DEFENDANT GEICO'S MOTION TO DISMISS PLAINTIFFS' AMENDED COMPLAINT
I. Standard of Review
Turning first to GEICO's motion to dismiss the Amended Complaint, Rule 8 of the Federal Rules of Civil Procedure mandates that a pleading " must contain . . . a short and plain statement of the claim showing that the pleader is entitled to relief . . . ." Fed.R.Civ.P. 8(a)(2). " Under the Supreme Court's rearticulation of pleading requirements in Ashcroft v. Iqbal, 556 U.S. 662, 129 S.Ct. 1937, 173 L.Ed.2d 868 (2009), and Bell Atlantic Corp. v. Twombly, 550 U.S. 544, 127 S.Ct. 1955, 167 L.Ed.2d 929 (2007), '[t]o survive a motion to dismiss, a complaint must contain sufficient factual matter, accepted as true, to state a claim to relief that is plausible on its face.'" Rollins v. Wackenhut Servs., Inc., 703 F.3d 122, 129, 403 U.S.App.D.C. 215 (D.C. Cir. 2012) (quoting Iqbal, 556 U.S. at 678).
Consistent with these principles, the Court employs a two-prong approach to consideration of whether a complaint's dismissal is warranted.
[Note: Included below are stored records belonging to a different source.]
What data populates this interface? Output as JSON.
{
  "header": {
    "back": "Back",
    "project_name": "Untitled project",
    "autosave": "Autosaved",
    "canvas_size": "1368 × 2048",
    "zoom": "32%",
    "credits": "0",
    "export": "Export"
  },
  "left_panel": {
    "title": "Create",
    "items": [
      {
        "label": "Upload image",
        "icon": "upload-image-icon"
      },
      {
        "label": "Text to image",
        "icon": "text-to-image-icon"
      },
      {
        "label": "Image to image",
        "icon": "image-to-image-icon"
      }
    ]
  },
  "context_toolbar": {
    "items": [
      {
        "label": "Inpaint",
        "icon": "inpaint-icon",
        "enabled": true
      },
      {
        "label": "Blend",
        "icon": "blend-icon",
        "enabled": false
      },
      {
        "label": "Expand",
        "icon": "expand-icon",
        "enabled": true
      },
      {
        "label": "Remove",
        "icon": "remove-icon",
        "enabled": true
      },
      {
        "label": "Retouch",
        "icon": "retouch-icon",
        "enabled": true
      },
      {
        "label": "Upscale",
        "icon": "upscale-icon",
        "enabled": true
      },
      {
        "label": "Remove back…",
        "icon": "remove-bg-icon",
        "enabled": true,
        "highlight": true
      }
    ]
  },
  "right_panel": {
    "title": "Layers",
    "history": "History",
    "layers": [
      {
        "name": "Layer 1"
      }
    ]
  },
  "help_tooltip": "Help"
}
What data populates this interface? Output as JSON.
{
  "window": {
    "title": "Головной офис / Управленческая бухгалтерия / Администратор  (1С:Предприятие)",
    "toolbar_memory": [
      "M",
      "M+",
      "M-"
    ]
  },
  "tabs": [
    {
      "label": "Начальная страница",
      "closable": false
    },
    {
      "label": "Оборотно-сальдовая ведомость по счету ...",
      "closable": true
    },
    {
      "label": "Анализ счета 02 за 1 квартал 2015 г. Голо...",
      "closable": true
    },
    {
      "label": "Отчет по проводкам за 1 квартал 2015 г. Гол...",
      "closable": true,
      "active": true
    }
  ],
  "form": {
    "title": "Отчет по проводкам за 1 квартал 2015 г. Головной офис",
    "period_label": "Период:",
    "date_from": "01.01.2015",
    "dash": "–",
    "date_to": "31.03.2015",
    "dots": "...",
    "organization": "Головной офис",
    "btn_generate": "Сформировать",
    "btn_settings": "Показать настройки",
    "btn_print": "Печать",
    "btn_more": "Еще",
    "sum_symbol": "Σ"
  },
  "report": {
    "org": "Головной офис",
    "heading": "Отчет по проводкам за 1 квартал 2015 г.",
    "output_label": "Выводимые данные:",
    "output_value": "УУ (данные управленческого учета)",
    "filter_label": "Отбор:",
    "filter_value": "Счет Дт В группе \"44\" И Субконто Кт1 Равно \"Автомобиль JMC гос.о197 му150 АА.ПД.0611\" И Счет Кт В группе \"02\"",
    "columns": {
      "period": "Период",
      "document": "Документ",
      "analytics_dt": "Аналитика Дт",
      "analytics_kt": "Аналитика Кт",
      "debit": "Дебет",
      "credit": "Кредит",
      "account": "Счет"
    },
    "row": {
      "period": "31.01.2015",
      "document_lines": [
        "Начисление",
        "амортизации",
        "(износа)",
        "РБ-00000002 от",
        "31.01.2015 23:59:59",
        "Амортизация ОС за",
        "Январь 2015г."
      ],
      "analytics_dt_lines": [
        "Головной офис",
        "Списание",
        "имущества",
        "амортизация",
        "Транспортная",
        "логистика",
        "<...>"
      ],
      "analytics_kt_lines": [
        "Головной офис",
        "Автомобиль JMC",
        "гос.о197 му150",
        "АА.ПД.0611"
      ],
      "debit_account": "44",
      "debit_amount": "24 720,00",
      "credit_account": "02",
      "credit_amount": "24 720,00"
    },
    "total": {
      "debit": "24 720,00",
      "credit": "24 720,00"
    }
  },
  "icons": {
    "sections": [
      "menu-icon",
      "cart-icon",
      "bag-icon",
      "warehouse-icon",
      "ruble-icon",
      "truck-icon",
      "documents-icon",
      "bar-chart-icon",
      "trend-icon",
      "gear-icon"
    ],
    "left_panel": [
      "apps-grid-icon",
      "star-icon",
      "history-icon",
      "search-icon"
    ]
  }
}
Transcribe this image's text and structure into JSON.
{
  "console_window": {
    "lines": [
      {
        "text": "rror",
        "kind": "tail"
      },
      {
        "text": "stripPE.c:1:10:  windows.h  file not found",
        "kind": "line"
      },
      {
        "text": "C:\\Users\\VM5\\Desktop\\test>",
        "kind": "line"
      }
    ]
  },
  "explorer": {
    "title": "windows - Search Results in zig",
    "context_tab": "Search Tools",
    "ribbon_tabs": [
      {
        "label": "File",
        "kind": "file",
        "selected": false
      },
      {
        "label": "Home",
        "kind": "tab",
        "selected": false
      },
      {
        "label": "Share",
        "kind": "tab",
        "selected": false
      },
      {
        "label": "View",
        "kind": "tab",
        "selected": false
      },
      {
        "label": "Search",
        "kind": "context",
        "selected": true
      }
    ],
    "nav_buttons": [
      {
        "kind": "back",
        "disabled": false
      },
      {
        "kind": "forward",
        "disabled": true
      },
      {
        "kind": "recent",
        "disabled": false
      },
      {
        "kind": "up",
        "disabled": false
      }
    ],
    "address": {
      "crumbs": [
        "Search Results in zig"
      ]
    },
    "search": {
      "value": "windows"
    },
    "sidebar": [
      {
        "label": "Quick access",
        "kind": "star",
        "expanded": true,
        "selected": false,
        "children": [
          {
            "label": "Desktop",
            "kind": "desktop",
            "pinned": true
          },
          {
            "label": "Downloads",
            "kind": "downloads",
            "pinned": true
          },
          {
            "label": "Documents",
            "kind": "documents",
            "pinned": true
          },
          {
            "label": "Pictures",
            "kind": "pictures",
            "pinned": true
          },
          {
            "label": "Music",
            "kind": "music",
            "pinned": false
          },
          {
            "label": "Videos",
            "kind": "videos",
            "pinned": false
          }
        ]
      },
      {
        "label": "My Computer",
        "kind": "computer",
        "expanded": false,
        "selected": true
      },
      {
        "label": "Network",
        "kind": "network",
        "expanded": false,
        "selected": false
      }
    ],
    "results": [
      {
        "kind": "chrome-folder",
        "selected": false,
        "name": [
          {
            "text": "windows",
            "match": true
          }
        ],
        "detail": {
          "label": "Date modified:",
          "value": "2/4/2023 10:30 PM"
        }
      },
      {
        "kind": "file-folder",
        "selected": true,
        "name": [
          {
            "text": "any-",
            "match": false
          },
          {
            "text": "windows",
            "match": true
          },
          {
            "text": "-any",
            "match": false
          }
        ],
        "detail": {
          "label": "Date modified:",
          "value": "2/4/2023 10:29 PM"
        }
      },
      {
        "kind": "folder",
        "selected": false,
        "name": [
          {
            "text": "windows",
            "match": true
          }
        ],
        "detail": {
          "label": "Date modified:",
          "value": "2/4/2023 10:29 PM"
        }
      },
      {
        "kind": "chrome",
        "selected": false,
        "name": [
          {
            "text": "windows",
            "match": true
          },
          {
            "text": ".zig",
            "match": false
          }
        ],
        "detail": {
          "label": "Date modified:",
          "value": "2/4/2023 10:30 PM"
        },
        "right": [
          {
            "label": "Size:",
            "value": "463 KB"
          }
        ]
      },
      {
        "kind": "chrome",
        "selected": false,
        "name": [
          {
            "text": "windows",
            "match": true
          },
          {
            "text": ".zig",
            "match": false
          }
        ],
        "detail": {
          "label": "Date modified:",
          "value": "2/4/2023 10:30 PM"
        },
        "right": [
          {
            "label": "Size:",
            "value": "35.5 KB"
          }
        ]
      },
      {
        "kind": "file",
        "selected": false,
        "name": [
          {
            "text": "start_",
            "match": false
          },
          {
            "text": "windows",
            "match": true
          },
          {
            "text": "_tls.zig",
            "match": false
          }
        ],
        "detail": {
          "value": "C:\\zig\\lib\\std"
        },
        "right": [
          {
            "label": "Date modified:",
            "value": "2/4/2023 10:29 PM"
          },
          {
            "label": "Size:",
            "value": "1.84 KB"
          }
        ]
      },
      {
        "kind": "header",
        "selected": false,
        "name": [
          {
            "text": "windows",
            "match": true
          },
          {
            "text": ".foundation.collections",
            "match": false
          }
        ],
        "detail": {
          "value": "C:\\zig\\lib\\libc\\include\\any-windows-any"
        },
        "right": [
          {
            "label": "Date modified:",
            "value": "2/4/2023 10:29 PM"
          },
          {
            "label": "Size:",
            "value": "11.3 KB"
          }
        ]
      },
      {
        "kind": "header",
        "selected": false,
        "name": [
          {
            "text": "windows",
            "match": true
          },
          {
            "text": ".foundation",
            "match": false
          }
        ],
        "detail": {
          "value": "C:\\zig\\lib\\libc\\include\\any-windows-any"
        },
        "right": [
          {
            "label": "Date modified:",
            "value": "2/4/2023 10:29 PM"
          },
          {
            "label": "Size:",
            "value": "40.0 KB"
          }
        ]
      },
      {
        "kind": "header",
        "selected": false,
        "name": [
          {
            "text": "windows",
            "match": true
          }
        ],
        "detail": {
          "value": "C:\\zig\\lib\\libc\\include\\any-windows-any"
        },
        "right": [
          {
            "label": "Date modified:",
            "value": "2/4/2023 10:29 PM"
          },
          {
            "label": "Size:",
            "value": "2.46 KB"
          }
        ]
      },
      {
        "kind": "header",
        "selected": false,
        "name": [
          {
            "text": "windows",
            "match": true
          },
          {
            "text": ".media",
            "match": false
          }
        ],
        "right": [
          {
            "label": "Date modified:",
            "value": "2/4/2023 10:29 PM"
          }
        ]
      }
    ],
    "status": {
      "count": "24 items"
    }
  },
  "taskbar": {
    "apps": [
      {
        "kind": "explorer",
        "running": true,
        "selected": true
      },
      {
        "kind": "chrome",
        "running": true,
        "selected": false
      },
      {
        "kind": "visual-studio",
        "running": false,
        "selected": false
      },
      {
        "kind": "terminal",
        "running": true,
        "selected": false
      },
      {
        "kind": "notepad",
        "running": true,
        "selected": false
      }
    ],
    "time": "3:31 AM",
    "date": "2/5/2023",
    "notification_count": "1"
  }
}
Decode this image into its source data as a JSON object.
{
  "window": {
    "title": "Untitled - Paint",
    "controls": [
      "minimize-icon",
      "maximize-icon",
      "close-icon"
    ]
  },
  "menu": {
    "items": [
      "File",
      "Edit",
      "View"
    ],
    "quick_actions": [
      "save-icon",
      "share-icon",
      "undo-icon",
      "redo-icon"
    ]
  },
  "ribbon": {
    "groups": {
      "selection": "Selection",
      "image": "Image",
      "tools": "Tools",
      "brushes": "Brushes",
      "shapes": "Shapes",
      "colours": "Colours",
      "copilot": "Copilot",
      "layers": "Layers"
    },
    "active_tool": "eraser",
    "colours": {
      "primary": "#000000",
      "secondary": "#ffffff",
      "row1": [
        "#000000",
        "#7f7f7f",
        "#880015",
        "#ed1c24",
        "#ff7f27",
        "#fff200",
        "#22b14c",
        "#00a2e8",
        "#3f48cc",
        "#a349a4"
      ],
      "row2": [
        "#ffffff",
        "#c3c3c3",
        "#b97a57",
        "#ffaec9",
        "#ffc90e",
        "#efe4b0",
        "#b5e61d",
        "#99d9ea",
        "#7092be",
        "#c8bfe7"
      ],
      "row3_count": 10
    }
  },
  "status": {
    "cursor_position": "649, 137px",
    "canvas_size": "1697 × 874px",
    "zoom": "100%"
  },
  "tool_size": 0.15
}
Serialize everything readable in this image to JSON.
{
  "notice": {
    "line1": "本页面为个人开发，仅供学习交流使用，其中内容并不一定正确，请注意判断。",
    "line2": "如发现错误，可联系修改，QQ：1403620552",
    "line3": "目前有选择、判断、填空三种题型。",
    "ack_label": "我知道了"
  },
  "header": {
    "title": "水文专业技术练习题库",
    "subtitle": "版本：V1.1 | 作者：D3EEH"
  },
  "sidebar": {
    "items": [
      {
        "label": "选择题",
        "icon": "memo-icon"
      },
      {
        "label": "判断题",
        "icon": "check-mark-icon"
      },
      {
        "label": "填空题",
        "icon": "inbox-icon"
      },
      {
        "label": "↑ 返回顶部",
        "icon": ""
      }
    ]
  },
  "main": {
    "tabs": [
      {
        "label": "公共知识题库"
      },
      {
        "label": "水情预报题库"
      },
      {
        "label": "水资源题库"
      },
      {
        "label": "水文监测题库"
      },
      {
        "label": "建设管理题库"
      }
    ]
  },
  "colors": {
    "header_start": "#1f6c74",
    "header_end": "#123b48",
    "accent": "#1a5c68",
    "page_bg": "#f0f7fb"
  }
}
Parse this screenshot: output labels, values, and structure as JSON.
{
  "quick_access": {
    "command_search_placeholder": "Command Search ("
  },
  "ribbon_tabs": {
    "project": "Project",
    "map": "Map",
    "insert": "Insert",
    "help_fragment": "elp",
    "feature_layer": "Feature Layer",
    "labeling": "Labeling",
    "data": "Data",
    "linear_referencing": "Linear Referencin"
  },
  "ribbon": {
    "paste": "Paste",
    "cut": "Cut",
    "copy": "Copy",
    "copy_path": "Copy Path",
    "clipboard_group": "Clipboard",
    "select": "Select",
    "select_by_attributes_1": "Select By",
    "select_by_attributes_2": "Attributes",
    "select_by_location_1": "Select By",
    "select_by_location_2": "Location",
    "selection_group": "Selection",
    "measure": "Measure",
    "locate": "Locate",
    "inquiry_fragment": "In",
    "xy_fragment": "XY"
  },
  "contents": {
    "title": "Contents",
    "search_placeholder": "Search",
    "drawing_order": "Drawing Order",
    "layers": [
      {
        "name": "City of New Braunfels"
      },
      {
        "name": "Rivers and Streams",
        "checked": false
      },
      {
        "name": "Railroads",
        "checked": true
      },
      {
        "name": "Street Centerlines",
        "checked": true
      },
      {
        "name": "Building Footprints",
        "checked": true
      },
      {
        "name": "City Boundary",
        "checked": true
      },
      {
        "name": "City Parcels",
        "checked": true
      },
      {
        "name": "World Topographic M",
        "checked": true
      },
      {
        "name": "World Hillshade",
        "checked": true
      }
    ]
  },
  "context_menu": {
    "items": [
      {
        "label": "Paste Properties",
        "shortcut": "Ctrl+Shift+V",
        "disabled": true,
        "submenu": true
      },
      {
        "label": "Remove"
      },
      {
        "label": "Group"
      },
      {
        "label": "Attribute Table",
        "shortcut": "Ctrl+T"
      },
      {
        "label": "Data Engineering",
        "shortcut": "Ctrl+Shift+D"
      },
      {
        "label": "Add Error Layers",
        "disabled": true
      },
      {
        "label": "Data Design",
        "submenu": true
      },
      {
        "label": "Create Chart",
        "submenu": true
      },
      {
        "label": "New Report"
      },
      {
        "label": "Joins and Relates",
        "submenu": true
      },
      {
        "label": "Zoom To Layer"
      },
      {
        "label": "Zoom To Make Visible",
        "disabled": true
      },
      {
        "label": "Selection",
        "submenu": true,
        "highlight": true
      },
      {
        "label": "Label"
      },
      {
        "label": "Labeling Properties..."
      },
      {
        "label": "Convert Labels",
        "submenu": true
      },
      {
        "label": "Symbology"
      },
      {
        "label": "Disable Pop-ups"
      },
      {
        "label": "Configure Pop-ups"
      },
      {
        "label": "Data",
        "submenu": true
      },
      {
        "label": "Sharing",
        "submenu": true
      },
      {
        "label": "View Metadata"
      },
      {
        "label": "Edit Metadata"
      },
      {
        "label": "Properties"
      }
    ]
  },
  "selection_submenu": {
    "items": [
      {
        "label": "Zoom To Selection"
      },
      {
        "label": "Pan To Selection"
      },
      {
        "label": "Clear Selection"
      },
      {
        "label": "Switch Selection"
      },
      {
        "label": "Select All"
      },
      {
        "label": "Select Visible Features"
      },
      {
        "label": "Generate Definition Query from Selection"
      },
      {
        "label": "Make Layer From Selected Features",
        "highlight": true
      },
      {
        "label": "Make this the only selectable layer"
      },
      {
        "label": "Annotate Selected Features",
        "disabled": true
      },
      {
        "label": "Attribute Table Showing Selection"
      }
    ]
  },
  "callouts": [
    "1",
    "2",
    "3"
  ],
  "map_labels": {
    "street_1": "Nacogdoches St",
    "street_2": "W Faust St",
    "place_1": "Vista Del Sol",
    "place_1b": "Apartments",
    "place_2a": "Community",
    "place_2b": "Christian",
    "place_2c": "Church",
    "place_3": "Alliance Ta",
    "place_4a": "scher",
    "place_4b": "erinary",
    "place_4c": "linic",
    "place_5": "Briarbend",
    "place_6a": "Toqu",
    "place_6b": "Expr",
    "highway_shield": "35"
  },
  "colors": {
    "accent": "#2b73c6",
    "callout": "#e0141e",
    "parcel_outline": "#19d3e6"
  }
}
Iqbal, 556 U.S. at 679. First, " a court considering a motion to dismiss can choose to begin by identifying pleadings that, because they are no more than conclusions, are not entitled to the assumption of truth." Id. As the Supreme Court has explained, " the tenet that a court must accept as true all of the allegations contained in a complaint is inapplicable to legal conclusions." Iqbal, 556 U.S. at 678. Thus, " [t]hreadbare recitals of the elements of a cause of action, supported by mere conclusory statements, do not suffice." Id.
Second, after identifying any well-pleaded factual allegations, " a court should assume their veracity and then determine whether they plausibly give rise to an entitlement to relief." Id. at 679. Allegations are plausible " when the plaintiff pleads factual content that allows the court to draw the reasonable inference that ...